Here’s a collection of highlights, selected totally subjectively, from this week’s HPC news stream as reported at insideHPC.com and HPCwire.
>>10 words and a link
Sandia’s Red Storm slated to more than double capability;
Ranger’s 504 TFLOPS live on the TeraGrid;
Intel sheds light on Tukwila at ISSCC;
Sun’s Rock processor: confirmed delay into 2H 2009;
SGI integrates eXludus into life sciences offering;
Cray offering Moab from Cluster Resources;
UIUC, LSU, NVIDIA team up to advance GPGPUs;
SGI posts Q2 financials, reports loss;
It seems that the recent financial downturn has taken its toll on accelerator specialist ClearSpeed.
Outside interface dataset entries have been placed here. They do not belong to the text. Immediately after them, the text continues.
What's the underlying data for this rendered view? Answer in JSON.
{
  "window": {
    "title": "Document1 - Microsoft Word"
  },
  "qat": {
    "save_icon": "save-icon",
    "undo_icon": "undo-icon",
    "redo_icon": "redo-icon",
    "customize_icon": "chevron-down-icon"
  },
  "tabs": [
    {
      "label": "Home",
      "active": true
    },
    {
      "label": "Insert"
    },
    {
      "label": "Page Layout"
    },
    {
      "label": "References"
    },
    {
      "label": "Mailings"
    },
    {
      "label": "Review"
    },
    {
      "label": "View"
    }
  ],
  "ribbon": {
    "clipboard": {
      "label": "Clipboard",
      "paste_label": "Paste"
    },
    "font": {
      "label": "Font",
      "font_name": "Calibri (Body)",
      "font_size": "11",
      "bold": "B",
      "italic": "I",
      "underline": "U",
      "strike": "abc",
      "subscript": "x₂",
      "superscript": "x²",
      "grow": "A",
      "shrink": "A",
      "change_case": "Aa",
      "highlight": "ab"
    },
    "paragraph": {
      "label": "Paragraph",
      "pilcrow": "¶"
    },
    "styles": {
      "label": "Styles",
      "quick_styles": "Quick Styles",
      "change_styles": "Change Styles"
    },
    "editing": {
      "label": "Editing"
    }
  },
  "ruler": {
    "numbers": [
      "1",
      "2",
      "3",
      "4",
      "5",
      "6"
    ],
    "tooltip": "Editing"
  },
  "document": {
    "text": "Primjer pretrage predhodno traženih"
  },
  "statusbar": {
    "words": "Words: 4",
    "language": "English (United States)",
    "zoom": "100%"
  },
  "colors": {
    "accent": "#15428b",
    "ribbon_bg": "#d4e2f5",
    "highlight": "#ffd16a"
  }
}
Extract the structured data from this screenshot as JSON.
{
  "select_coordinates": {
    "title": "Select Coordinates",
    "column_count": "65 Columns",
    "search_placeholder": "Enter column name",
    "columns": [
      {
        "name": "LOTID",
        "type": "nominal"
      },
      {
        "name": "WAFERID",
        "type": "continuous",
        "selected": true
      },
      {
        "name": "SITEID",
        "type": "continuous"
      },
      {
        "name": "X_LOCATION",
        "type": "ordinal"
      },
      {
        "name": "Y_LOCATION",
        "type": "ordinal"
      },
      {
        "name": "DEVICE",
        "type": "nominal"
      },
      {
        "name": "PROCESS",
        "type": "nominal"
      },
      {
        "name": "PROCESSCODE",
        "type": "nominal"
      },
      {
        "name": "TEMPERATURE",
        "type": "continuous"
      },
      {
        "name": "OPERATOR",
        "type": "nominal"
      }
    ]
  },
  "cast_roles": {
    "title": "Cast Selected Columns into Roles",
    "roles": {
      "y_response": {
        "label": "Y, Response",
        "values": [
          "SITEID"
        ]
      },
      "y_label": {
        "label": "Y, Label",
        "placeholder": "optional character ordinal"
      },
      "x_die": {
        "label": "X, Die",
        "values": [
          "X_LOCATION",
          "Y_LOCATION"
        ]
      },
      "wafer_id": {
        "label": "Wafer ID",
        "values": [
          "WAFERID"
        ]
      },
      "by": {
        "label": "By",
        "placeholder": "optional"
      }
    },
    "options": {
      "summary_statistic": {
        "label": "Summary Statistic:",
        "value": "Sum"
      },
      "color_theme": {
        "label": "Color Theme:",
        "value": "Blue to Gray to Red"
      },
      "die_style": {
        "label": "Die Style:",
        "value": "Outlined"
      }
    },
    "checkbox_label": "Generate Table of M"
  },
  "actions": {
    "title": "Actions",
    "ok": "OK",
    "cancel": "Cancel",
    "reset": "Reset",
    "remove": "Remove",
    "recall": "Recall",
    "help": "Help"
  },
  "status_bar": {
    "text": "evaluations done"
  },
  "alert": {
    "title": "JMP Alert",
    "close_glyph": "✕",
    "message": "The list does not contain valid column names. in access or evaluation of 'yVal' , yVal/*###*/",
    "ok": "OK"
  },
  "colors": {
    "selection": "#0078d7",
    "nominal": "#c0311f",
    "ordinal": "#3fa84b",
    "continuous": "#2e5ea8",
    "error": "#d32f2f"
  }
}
Following decreased spending from the financial services market, ClearSpeed is being forced to downsize its workforce. Large cuts occurred in the marketing department with smaller cutbacks in sales, finance, administration and engineering. From coverage at The Register:
One source reckoned that ClearSpeed dropped about 40 per cent of its staff, including consultants. But CEO Tom Beese told us the figure is “not quite as high as that.”
The company is now operating at 75 employees. Beese is anticipating a continued slow down in business, driven primarily by the credit crunch in the finance sector.
Read the full article at http://www.theregister.co.uk/2008/02/04/layoffs_clearspeed/.
>>Liquid Computing Board Ousts CEO
Apparently, the board of directors at Liquid Computing did not see eye-to-eye with co-founder and CEO Brian Hurley. They have asked him to leave in favor of appointing Greg McElheran from Axis Capital acting CEO. A Liquid spokesperson attributed the change to the board of directors deciding to take the company in “another direction.” This is rumored to include expanding their business beyond high performance computing.
Liquid has received a total of $41 million in two rounds of funding from an investment group made up of Axis Capital, Newbury Ventures, VenGrowth, ATA Ventures, Business Development Bank of Canada, Export Development Canada and Adam Chowaniec.
Read the full article at http://www.informationweek.com/blog/main/archives/2008/02/liquid_computin.html.
>>IBM dreaming of a Blue Gene to host the Internet
From an IBM TJ Watson research paper on what else you could do with a Blue Gene (http://weather.ou.edu/~apw/projects/kittyhawk/kittyhawk.pdf):
Project Kittyhawk’s goal is to explore the construction and implications of a global-scale shared computer capable of hosting the entire Internet as an application.
Ashlee Vance at The Register (http://www.theregister.co.uk/2008/02/05/ibm_bluegene_web/) ran across the IBM research paper on project Kittyhawk, an initiative to hammer the Blue Gene/P into a system that can host Web applications and built to a scale that could host the entire internet. Nicholas Carr also picked up the thread and commented on the paper (http://www.roughtype.com/archives/2008/02/one_computer_to.php).
The project addresses what IBM sees as fundamental flaws in the “Google” model of hosting internet-scale applications on commodity PCs:
At present, almost all of the companies operating at web-scale are using clusters of commodity computers, an approach that we postulate is akin to building a power plant from a collection of portable generators. That is, commodity computers were never designed to be efficient at scale, so while each server seems like a low-price part in isolation, the cluster in aggregate is expensive to purchase, power and cool in addition to being failure-prone.
According to the paper early results are “promising.” So why do you care? Well, it’s the whole internet for crying out loud.
But if that isn’t enough, then consider this. Let’s assume it isn’t the whole internet, but it is really really big. Lots of companies would use it (or it wouldn’t be really really big). As companies move their hosted web-facing applications to this environment, they will have a built-in solution provider for their SMB HPC needs. Since this machine started as a scientific supercomputer, a system like this could also serve as a nucleation site for the condensation of small and medium-scale technical HPC requirements as well.
A problem with the Google cluster is that using it for technical HPC typically means re-imagining the scientific applications that need to run on it. Not that this is a bad thing — the community needs to re-imagine its applications for million-core computers anyway — but we haven’t had the impetus to do it yet.